Work instructions:
Reproduce the records below exactly, leaving their images out.

Provided records:
***
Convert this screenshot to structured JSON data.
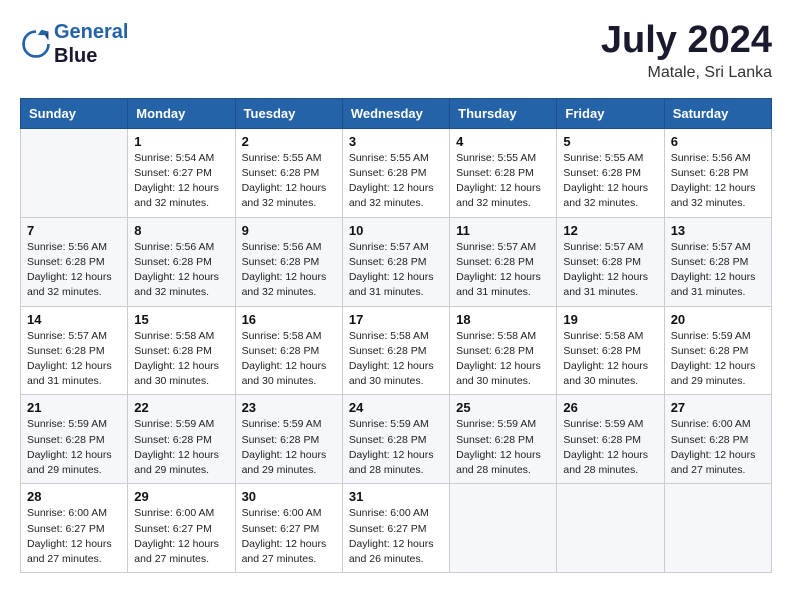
{
  "header": {
    "logo_line1": "General",
    "logo_line2": "Blue",
    "month_year": "July 2024",
    "location": "Matale, Sri Lanka"
  },
  "weekdays": [
    "Sunday",
    "Monday",
    "Tuesday",
    "Wednesday",
    "Thursday",
    "Friday",
    "Saturday"
  ],
  "weeks": [
    [
      {
        "day": "",
        "sunrise": "",
        "sunset": "",
        "daylight": ""
      },
      {
        "day": "1",
        "sunrise": "5:54 AM",
        "sunset": "6:27 PM",
        "daylight": "12 hours and 32 minutes."
      },
      {
        "day": "2",
        "sunrise": "5:55 AM",
        "sunset": "6:28 PM",
        "daylight": "12 hours and 32 minutes."
      },
      {
        "day": "3",
        "sunrise": "5:55 AM",
        "sunset": "6:28 PM",
        "daylight": "12 hours and 32 minutes."
      },
      {
        "day": "4",
        "sunrise": "5:55 AM",
        "sunset": "6:28 PM",
        "daylight": "12 hours and 32 minutes."
      },
      {
        "day": "5",
        "sunrise": "5:55 AM",
        "sunset": "6:28 PM",
        "daylight": "12 hours and 32 minutes."
      },
      {
        "day": "6",
        "sunrise": "5:56 AM",
        "sunset": "6:28 PM",
        "daylight": "12 hours and 32 minutes."
      }
    ],
    [
      {
        "day": "7",
        "sunrise": "5:56 AM",
        "sunset": "6:28 PM",
        "daylight": "12 hours and 32 minutes."
      },
      {
        "day": "8",
        "sunrise": "5:56 AM",
        "sunset": "6:28 PM",
        "daylight": "12 hours and 32 minutes."
      },
      {
        "day": "9",
        "sunrise": "5:56 AM",
        "sunset": "6:28 PM",
        "daylight": "12 hours and 32 minutes."
      },
      {
        "day": "10",
        "sunrise": "5:57 AM",
        "sunset": "6:28 PM",
        "daylight": "12 hours and 31 minutes."
      },
      {
        "day": "11",
        "sunrise": "5:57 AM",
        "sunset": "6:28 PM",
        "daylight": "12 hours and 31 minutes."
      },
      {
        "day": "12",
        "sunrise": "5:57 AM",
        "sunset": "6:28 PM",
        "daylight": "12 hours and 31 minutes."
      },
      {
        "day": "13",
        "sunrise": "5:57 AM",
        "sunset": "6:28 PM",
        "daylight": "12 hours and 31 minutes."
      }
    ],
    [
      {
        "day": "14",
        "sunrise": "5:57 AM",
        "sunset": "6:28 PM",
        "daylight": "12 hours and 31 minutes."
      },
      {
        "day": "15",
        "sunrise": "5:58 AM",
        "sunset": "6:28 PM",
        "daylight": "12 hours and 30 minutes."
      },
      {
        "day": "16",
        "sunrise": "5:58 AM",
        "sunset": "6:28 PM",
        "daylight": "12 hours and 30 minutes."
      },
      {
        "day": "17",
        "sunrise": "5:58 AM",
        "sunset": "6:28 PM",
        "daylight": "12 hours and 30 minutes."
      },
      {
        "day": "18",
        "sunrise": "5:58 AM",
        "sunset": "6:28 PM",
        "daylight": "12 hours and 30 minutes."
      },
      {
        "day": "19",
        "sunrise": "5:58 AM",
        "sunset": "6:28 PM",
        "daylight": "12 hours and 30 minutes."
      },
      {
        "day": "20",
        "sunrise": "5:59 AM",
        "sunset": "6:28 PM",
        "daylight": "12 hours and 29 minutes."
      }
    ],
    [
      {
        "day": "21",
        "sunrise": "5:59 AM",
        "sunset": "6:28 PM",
        "daylight": "12 hours and 29 minutes."
      },
      {
        "day": "22",
        "sunrise": "5:59 AM",
        "sunset": "6:28 PM",
        "daylight": "12 hours and 29 minutes."
      },
      {
        "day": "23",
        "sunrise": "5:59 AM",
        "sunset": "6:28 PM",
        "daylight": "12 hours and 29 minutes."
      },
      {
        "day": "24",
        "sunrise": "5:59 AM",
        "sunset": "6:28 PM",
        "daylight": "12 hours and 28 minutes."
      },
      {
        "day": "25",
        "sunrise": "5:59 AM",
        "sunset": "6:28 PM",
        "daylight": "12 hours and 28 minutes."
      },
      {
        "day": "26",
        "sunrise": "5:59 AM",
        "sunset": "6:28 PM",
        "daylight": "12 hours and 28 minutes."
      },
      {
        "day": "27",
        "sunrise": "6:00 AM",
        "sunset": "6:28 PM",
        "daylight": "12 hours and 27 minutes."
      }
    ],
    [
      {
        "day": "28",
        "sunrise": "6:00 AM",
        "sunset": "6:27 PM",
        "daylight": "12 hours and 27 minutes."
      },
      {
        "day": "29",
        "sunrise": "6:00 AM",
        "sunset": "6:27 PM",
        "daylight": "12 hours and 27 minutes."
      },
      {
        "day": "30",
        "sunrise": "6:00 AM",
        "sunset": "6:27 PM",
        "daylight": "12 hours and 27 minutes."
      },
      {
        "day": "31",
        "sunrise": "6:00 AM",
        "sunset": "6:27 PM",
        "daylight": "12 hours and 26 minutes."
      },
      {
        "day": "",
        "sunrise": "",
        "sunset": "",
        "daylight": ""
      },
      {
        "day": "",
        "sunrise": "",
        "sunset": "",
        "daylight": ""
      },
      {
        "day": "",
        "sunrise": "",
        "sunset": "",
        "daylight": ""
      }
    ]
  ],
  "labels": {
    "sunrise_prefix": "Sunrise: ",
    "sunset_prefix": "Sunset: ",
    "daylight_prefix": "Daylight: "
  }
}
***
The answer:
Convert this screenshot to structured JSON data.
{
  "header": {
    "logo_line1": "General",
    "logo_line2": "Blue",
    "month_year": "July 2024",
    "location": "Matale, Sri Lanka"
  },
  "weekdays": [
    "Sunday",
    "Monday",
    "Tuesday",
    "Wednesday",
    "Thursday",
    "Friday",
    "Saturday"
  ],
  "weeks": [
    [
      {
        "day": "",
        "sunrise": "",
        "sunset": "",
        "daylight": ""
      },
      {
        "day": "1",
        "sunrise": "5:54 AM",
        "sunset": "6:27 PM",
        "daylight": "12 hours and 32 minutes."
      },
      {
        "day": "2",
        "sunrise": "5:55 AM",
        "sunset": "6:28 PM",
        "daylight": "12 hours and 32 minutes."
      },
      {
        "day": "3",
        "sunrise": "5:55 AM",
        "sunset": "6:28 PM",
        "daylight": "12 hours and 32 minutes."
      },
      {
        "day": "4",
        "sunrise": "5:55 AM",
        "sunset": "6:28 PM",
        "daylight": "12 hours and 32 minutes."
      },
      {
        "day": "5",
        "sunrise": "5:55 AM",
        "sunset": "6:28 PM",
        "daylight": "12 hours and 32 minutes."
      },
      {
        "day": "6",
        "sunrise": "5:56 AM",
        "sunset": "6:28 PM",
        "daylight": "12 hours and 32 minutes."
      }
    ],
    [
      {
        "day": "7",
        "sunrise": "5:56 AM",
        "sunset": "6:28 PM",
        "daylight": "12 hours and 32 minutes."
      },
      {
        "day": "8",
        "sunrise": "5:56 AM",
        "sunset": "6:28 PM",
        "daylight": "12 hours and 32 minutes."
      },
      {
        "day": "9",
        "sunrise": "5:56 AM",
        "sunset": "6:28 PM",
        "daylight": "12 hours and 32 minutes."
      },
      {
        "day": "10",
        "sunrise": "5:57 AM",
        "sunset": "6:28 PM",
        "daylight": "12 hours and 31 minutes."
      },
      {
        "day": "11",
        "sunrise": "5:57 AM",
        "sunset": "6:28 PM",
        "daylight": "12 hours and 31 minutes."
      },
      {
        "day": "12",
        "sunrise": "5:57 AM",
        "sunset": "6:28 PM",
        "daylight": "12 hours and 31 minutes."
      },
      {
        "day": "13",
        "sunrise": "5:57 AM",
        "sunset": "6:28 PM",
        "daylight": "12 hours and 31 minutes."
      }
    ],
    [
      {
        "day": "14",
        "sunrise": "5:57 AM",
        "sunset": "6:28 PM",
        "daylight": "12 hours and 31 minutes."
      },
      {
        "day": "15",
        "sunrise": "5:58 AM",
        "sunset": "6:28 PM",
        "daylight": "12 hours and 30 minutes."
      },
      {
        "day": "16",
        "sunrise": "5:58 AM",
        "sunset": "6:28 PM",
        "daylight": "12 hours and 30 minutes."
      },
      {
        "day": "17",
        "sunrise": "5:58 AM",
        "sunset": "6:28 PM",
        "daylight": "12 hours and 30 minutes."
      },
      {
        "day": "18",
        "sunrise": "5:58 AM",
        "sunset": "6:28 PM",
        "daylight": "12 hours and 30 minutes."
      },
      {
        "day": "19",
        "sunrise": "5:58 AM",
        "sunset": "6:28 PM",
        "daylight": "12 hours and 30 minutes."
      },
      {
        "day": "20",
        "sunrise": "5:59 AM",
        "sunset": "6:28 PM",
        "daylight": "12 hours and 29 minutes."
      }
    ],
    [
      {
        "day": "21",
        "sunrise": "5:59 AM",
        "sunset": "6:28 PM",
        "daylight": "12 hours and 29 minutes."
      },
      {
        "day": "22",
        "sunrise": "5:59 AM",
        "sunset": "6:28 PM",
        "daylight": "12 hours and 29 minutes."
      },
      {
        "day": "23",
        "sunrise": "5:59 AM",
        "sunset": "6:28 PM",
        "daylight": "12 hours and 29 minutes."
      },
      {
        "day": "24",
        "sunrise": "5:59 AM",
        "sunset": "6:28 PM",
        "daylight": "12 hours and 28 minutes."
      },
      {
        "day": "25",
        "sunrise": "5:59 AM",
        "sunset": "6:28 PM",
        "daylight": "12 hours and 28 minutes."
      },
      {
        "day": "26",
        "sunrise": "5:59 AM",
        "sunset": "6:28 PM",
        "daylight": "12 hours and 28 minutes."
      },
      {
        "day": "27",
        "sunrise": "6:00 AM",
        "sunset": "6:28 PM",
        "daylight": "12 hours and 27 minutes."
      }
    ],
    [
      {
        "day": "28",
        "sunrise": "6:00 AM",
        "sunset": "6:27 PM",
        "daylight": "12 hours and 27 minutes."
      },
      {
        "day": "29",
        "sunrise": "6:00 AM",
        "sunset": "6:27 PM",
        "daylight": "12 hours and 27 minutes."
      },
      {
        "day": "30",
        "sunrise": "6:00 AM",
        "sunset": "6:27 PM",
        "daylight": "12 hours and 27 minutes."
      },
      {
        "day": "31",
        "sunrise": "6:00 AM",
        "sunset": "6:27 PM",
        "daylight": "12 hours and 26 minutes."
      },
      {
        "day": "",
        "sunrise": "",
        "sunset": "",
        "daylight": ""
      },
      {
        "day": "",
        "sunrise": "",
        "sunset": "",
        "daylight": ""
      },
      {
        "day": "",
        "sunrise": "",
        "sunset": "",
        "daylight": ""
      }
    ]
  ],
  "labels": {
    "sunrise_prefix": "Sunrise: ",
    "sunset_prefix": "Sunset: ",
    "daylight_prefix": "Daylight: "
  }
}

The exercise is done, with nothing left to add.